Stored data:
▽

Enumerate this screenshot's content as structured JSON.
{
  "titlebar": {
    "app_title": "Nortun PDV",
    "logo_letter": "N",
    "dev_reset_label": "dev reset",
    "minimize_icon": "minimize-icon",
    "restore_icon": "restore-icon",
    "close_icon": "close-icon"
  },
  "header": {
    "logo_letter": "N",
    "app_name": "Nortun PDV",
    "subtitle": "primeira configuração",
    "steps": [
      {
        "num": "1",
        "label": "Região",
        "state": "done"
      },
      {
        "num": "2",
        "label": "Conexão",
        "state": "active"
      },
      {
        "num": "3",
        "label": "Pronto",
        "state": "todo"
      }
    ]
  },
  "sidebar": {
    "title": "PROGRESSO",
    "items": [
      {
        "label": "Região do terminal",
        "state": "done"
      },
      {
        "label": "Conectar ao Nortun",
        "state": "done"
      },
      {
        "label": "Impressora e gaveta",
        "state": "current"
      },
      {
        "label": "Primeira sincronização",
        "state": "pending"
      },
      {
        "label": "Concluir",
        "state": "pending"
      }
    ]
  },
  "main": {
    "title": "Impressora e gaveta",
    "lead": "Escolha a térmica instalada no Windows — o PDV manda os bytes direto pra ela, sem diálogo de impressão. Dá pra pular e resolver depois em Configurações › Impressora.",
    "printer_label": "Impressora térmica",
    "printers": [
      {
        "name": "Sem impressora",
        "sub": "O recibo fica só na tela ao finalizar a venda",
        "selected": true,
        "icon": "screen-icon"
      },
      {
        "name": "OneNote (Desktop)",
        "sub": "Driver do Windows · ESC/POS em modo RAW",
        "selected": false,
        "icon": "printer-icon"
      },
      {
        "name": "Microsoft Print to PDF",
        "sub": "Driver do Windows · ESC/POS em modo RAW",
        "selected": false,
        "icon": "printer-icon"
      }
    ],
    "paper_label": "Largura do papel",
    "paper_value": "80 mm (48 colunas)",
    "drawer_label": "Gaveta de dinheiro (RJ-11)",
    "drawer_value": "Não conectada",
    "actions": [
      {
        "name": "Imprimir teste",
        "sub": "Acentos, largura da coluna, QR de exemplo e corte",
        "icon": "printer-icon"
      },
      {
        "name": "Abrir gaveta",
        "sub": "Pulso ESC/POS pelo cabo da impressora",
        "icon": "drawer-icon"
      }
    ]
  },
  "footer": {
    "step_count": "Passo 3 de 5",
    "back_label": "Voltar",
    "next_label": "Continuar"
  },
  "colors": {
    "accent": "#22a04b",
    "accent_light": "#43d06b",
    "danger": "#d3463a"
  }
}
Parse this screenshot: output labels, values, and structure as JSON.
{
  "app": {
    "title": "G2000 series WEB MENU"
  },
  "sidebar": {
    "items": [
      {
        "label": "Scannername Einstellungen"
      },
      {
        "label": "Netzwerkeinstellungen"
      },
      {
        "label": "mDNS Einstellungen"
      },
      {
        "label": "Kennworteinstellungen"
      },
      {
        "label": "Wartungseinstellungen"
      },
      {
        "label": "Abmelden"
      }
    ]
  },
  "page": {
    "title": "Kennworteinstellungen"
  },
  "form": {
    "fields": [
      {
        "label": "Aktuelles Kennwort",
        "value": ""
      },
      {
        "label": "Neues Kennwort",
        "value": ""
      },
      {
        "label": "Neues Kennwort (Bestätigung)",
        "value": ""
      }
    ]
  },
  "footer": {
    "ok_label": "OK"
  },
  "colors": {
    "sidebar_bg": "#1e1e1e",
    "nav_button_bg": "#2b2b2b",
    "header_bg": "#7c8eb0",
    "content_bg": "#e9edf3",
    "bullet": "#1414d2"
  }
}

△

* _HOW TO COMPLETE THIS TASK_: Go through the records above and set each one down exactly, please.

* _EXPECTED OUTPUT_:
Enumerate this screenshot's content as structured JSON.
{
  "titlebar": {
    "app_title": "Nortun PDV",
    "logo_letter": "N",
    "dev_reset_label": "dev reset",
    "minimize_icon": "minimize-icon",
    "restore_icon": "restore-icon",
    "close_icon": "close-icon"
  },
  "header": {
    "logo_letter": "N",
    "app_name": "Nortun PDV",
    "subtitle": "primeira configuração",
    "steps": [
      {
        "num": "1",
        "label": "Região",
        "state": "done"
      },
      {
        "num": "2",
        "label": "Conexão",
        "state": "active"
      },
      {
        "num": "3",
        "label": "Pronto",
        "state": "todo"
      }
    ]
  },
  "sidebar": {
    "title": "PROGRESSO",
    "items": [
      {
        "label": "Região do terminal",
        "state": "done"
      },
      {
        "label": "Conectar ao Nortun",
        "state": "done"
      },
      {
        "label": "Impressora e gaveta",
        "state": "current"
      },
      {
        "label": "Primeira sincronização",
        "state": "pending"
      },
      {
        "label": "Concluir",
        "state": "pending"
      }
    ]
  },
  "main": {
    "title": "Impressora e gaveta",
    "lead": "Escolha a térmica instalada no Windows — o PDV manda os bytes direto pra ela, sem diálogo de impressão. Dá pra pular e resolver depois em Configurações › Impressora.",
    "printer_label": "Impressora térmica",
    "printers": [
      {
        "name": "Sem impressora",
        "sub": "O recibo fica só na tela ao finalizar a venda",
        "selected": true,
        "icon": "screen-icon"
      },
      {
        "name": "OneNote (Desktop)",
        "sub": "Driver do Windows · ESC/POS em modo RAW",
        "selected": false,
        "icon": "printer-icon"
      },
      {
        "name": "Microsoft Print to PDF",
        "sub": "Driver do Windows · ESC/POS em modo RAW",
        "selected": false,
        "icon": "printer-icon"
      }
    ],
    "paper_label": "Largura do papel",
    "paper_value": "80 mm (48 colunas)",
    "drawer_label": "Gaveta de dinheiro (RJ-11)",
    "drawer_value": "Não conectada",
    "actions": [
      {
        "name": "Imprimir teste",
        "sub": "Acentos, largura da coluna, QR de exemplo e corte",
        "icon": "printer-icon"
      },
      {
        "name": "Abrir gaveta",
        "sub": "Pulso ESC/POS pelo cabo da impressora",
        "icon": "drawer-icon"
      }
    ]
  },
  "footer": {
    "step_count": "Passo 3 de 5",
    "back_label": "Voltar",
    "next_label": "Continuar"
  },
  "colors": {
    "accent": "#22a04b",
    "accent_light": "#43d06b",
    "danger": "#d3463a"
  }
}
Parse this screenshot: output labels, values, and structure as JSON.
{
  "app": {
    "title": "G2000 series WEB MENU"
  },
  "sidebar": {
    "items": [
      {
        "label": "Scannername Einstellungen"
      },
      {
        "label": "Netzwerkeinstellungen"
      },
      {
        "label": "mDNS Einstellungen"
      },
      {
        "label": "Kennworteinstellungen"
      },
      {
        "label": "Wartungseinstellungen"
      },
      {
        "label": "Abmelden"
      }
    ]
  },
  "page": {
    "title": "Kennworteinstellungen"
  },
  "form": {
    "fields": [
      {
        "label": "Aktuelles Kennwort",
        "value": ""
      },
      {
        "label": "Neues Kennwort",
        "value": ""
      },
      {
        "label": "Neues Kennwort (Bestätigung)",
        "value": ""
      }
    ]
  },
  "footer": {
    "ok_label": "OK"
  },
  "colors": {
    "sidebar_bg": "#1e1e1e",
    "nav_button_bg": "#2b2b2b",
    "header_bg": "#7c8eb0",
    "content_bg": "#e9edf3",
    "bullet": "#1414d2"
  }
}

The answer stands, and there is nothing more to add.